--- START ---

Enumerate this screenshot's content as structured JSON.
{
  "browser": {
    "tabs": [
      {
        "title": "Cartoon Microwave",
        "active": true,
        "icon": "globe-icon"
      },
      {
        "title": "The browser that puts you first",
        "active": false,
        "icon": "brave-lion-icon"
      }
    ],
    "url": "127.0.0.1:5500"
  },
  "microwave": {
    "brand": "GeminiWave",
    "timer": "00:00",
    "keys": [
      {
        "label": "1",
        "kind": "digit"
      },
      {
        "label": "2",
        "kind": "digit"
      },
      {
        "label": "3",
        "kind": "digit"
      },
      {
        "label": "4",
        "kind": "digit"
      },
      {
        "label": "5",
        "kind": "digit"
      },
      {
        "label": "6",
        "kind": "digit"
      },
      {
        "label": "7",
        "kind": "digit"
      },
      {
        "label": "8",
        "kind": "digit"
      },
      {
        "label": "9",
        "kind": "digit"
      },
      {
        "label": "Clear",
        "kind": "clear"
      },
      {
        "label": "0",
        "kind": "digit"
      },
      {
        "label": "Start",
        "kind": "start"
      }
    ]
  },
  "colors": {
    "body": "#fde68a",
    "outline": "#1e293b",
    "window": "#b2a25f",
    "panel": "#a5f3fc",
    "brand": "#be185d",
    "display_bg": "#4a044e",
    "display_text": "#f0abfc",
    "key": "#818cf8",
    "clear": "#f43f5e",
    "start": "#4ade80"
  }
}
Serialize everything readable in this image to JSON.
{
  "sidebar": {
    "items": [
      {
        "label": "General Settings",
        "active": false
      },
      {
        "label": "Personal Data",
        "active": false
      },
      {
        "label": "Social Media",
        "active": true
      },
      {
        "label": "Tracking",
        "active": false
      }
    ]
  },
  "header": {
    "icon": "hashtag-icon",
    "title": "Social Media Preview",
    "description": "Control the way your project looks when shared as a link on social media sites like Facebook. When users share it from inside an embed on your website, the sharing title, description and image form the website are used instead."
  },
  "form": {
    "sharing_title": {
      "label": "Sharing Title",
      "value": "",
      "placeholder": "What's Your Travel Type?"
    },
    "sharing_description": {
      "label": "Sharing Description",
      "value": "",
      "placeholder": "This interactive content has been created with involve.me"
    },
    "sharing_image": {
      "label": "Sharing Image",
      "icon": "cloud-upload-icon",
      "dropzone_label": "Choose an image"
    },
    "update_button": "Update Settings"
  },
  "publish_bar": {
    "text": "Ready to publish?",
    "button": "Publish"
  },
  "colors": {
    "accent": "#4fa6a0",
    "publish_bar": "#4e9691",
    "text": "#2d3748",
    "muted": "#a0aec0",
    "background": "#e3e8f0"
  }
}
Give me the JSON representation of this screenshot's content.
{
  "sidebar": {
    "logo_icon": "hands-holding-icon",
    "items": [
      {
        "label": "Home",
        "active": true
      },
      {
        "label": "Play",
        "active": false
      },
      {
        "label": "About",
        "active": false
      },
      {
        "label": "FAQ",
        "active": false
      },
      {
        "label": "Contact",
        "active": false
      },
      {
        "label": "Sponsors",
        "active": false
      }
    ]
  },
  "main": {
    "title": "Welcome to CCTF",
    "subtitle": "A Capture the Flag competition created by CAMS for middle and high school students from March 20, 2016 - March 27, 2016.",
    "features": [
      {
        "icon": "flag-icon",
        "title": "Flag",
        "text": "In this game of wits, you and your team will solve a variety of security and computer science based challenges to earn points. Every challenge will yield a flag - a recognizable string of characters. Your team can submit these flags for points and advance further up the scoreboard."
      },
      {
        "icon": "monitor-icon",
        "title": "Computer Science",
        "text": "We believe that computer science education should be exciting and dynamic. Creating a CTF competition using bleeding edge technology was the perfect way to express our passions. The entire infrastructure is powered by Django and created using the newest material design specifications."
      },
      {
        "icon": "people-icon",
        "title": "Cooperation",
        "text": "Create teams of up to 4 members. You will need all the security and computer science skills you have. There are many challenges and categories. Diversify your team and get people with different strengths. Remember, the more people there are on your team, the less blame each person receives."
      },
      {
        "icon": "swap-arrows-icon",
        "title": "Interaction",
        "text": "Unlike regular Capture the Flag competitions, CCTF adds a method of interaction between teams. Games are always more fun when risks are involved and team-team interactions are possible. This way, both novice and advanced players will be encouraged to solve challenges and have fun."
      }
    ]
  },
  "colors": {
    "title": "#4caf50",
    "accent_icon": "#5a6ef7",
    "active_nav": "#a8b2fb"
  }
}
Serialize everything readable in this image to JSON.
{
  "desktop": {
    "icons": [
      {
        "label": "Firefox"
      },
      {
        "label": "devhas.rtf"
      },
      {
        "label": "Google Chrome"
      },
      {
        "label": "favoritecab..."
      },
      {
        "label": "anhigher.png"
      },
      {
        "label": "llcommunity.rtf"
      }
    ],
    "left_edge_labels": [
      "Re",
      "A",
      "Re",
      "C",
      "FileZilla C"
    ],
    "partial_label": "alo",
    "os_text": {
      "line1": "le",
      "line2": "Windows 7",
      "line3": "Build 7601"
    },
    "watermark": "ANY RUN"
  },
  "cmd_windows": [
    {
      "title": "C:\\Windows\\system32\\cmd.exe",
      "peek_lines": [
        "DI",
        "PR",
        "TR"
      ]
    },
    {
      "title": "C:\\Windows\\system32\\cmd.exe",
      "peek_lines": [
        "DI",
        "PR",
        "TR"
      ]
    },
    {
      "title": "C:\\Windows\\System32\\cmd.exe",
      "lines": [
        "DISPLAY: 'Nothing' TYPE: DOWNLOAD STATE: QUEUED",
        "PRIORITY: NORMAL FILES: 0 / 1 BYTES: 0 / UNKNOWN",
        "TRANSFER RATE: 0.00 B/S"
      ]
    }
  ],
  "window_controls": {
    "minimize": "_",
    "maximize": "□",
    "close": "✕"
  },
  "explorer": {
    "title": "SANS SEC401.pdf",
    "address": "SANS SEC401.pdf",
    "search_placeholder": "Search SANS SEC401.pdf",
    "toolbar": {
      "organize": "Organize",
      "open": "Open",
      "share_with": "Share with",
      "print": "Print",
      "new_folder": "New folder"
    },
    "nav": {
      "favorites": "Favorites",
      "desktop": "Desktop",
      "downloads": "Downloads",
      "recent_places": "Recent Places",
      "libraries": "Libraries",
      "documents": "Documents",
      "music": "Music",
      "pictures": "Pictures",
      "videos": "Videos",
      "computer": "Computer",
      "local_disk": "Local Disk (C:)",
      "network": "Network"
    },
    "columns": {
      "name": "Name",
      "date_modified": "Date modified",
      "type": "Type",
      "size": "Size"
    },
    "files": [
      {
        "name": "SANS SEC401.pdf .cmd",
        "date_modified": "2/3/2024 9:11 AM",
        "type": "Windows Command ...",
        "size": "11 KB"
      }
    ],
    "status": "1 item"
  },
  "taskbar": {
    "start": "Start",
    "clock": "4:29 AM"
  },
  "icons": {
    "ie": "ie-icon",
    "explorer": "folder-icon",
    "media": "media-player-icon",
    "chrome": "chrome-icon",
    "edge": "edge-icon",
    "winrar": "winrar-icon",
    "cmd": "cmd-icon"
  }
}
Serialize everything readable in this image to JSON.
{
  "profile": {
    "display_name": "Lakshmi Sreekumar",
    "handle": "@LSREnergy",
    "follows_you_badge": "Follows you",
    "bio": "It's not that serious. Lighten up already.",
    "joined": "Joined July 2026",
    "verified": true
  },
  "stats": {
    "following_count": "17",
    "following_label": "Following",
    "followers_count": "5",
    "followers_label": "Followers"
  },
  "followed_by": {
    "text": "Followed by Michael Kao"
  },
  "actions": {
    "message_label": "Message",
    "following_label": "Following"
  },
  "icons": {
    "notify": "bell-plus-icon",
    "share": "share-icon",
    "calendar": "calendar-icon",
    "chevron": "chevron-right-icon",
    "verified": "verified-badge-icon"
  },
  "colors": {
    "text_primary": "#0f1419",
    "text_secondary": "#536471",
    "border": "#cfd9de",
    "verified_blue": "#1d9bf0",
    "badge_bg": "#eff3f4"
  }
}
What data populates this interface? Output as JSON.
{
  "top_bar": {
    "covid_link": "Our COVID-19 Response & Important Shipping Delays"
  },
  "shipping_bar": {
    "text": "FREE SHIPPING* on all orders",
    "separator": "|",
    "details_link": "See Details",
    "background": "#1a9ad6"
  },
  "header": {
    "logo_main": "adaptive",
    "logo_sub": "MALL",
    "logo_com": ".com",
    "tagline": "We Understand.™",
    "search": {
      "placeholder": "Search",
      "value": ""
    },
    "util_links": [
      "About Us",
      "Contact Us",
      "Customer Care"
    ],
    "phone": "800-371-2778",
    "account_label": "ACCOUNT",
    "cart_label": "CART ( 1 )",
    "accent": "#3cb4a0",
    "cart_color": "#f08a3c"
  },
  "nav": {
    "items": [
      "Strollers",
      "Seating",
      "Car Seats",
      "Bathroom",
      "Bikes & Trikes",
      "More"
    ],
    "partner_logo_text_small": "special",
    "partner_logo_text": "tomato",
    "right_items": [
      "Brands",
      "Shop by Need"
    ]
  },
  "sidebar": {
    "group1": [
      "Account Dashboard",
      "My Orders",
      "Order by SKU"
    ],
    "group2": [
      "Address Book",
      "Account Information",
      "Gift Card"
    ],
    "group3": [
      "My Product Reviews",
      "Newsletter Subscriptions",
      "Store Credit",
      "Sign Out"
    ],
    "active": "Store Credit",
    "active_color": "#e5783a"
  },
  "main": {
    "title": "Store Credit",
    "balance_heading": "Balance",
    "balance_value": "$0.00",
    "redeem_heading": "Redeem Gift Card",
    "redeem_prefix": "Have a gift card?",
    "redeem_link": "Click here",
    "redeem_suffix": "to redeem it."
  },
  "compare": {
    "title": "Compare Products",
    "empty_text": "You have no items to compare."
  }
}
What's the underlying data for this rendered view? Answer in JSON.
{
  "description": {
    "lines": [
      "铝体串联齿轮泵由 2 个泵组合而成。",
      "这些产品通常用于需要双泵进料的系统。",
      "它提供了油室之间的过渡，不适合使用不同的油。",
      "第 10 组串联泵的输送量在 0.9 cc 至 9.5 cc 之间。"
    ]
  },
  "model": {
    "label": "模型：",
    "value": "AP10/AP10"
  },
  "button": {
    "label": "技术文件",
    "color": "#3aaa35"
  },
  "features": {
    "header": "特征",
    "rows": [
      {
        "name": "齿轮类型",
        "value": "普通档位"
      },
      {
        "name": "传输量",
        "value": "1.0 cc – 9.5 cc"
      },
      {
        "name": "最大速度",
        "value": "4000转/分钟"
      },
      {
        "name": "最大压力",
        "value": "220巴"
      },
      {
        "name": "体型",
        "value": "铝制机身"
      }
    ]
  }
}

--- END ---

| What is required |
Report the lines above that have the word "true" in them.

| Answer to this problem |
        "active": true,
        "active": true
        "active": true
    "verified": true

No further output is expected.